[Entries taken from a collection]
****************
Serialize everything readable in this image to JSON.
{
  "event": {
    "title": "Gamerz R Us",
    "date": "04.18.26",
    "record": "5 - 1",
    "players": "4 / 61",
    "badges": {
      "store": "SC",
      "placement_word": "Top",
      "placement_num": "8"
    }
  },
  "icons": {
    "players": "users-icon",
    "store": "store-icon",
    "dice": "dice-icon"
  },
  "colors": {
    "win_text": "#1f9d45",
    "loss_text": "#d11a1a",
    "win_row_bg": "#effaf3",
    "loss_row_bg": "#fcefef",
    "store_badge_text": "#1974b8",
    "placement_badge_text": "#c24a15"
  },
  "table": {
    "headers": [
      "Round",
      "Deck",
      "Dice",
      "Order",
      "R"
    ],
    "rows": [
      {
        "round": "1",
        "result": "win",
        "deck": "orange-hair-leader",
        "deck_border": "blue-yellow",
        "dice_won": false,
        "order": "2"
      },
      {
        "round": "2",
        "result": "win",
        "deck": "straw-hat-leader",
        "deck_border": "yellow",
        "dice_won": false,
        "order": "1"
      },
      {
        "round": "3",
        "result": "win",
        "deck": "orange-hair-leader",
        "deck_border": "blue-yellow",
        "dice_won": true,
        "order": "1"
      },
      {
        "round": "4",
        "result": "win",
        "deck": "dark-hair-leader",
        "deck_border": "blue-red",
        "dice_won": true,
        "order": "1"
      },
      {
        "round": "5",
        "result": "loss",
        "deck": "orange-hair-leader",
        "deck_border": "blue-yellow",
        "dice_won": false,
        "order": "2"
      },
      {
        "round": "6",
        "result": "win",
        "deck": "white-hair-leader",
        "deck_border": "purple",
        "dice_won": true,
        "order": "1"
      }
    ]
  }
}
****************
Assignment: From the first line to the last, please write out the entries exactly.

Response to the exercise:
Serialize everything readable in this image to JSON.
{
  "event": {
    "title": "Gamerz R Us",
    "date": "04.18.26",
    "record": "5 - 1",
    "players": "4 / 61",
    "badges": {
      "store": "SC",
      "placement_word": "Top",
      "placement_num": "8"
    }
  },
  "icons": {
    "players": "users-icon",
    "store": "store-icon",
    "dice": "dice-icon"
  },
  "colors": {
    "win_text": "#1f9d45",
    "loss_text": "#d11a1a",
    "win_row_bg": "#effaf3",
    "loss_row_bg": "#fcefef",
    "store_badge_text": "#1974b8",
    "placement_badge_text": "#c24a15"
  },
  "table": {
    "headers": [
      "Round",
      "Deck",
      "Dice",
      "Order",
      "R"
    ],
    "rows": [
      {
        "round": "1",
        "result": "win",
        "deck": "orange-hair-leader",
        "deck_border": "blue-yellow",
        "dice_won": false,
        "order": "2"
      },
      {
        "round": "2",
        "result": "win",
        "deck": "straw-hat-leader",
        "deck_border": "yellow",
        "dice_won": false,
        "order": "1"
      },
      {
        "round": "3",
        "result": "win",
        "deck": "orange-hair-leader",
        "deck_border": "blue-yellow",
        "dice_won": true,
        "order": "1"
      },
      {
        "round": "4",
        "result": "win",
        "deck": "dark-hair-leader",
        "deck_border": "blue-red",
        "dice_won": true,
        "order": "1"
      },
      {
        "round": "5",
        "result": "loss",
        "deck": "orange-hair-leader",
        "deck_border": "blue-yellow",
        "dice_won": false,
        "order": "2"
      },
      {
        "round": "6",
        "result": "win",
        "deck": "white-hair-leader",
        "deck_border": "purple",
        "dice_won": true,
        "order": "1"
      }
    ]
  }
}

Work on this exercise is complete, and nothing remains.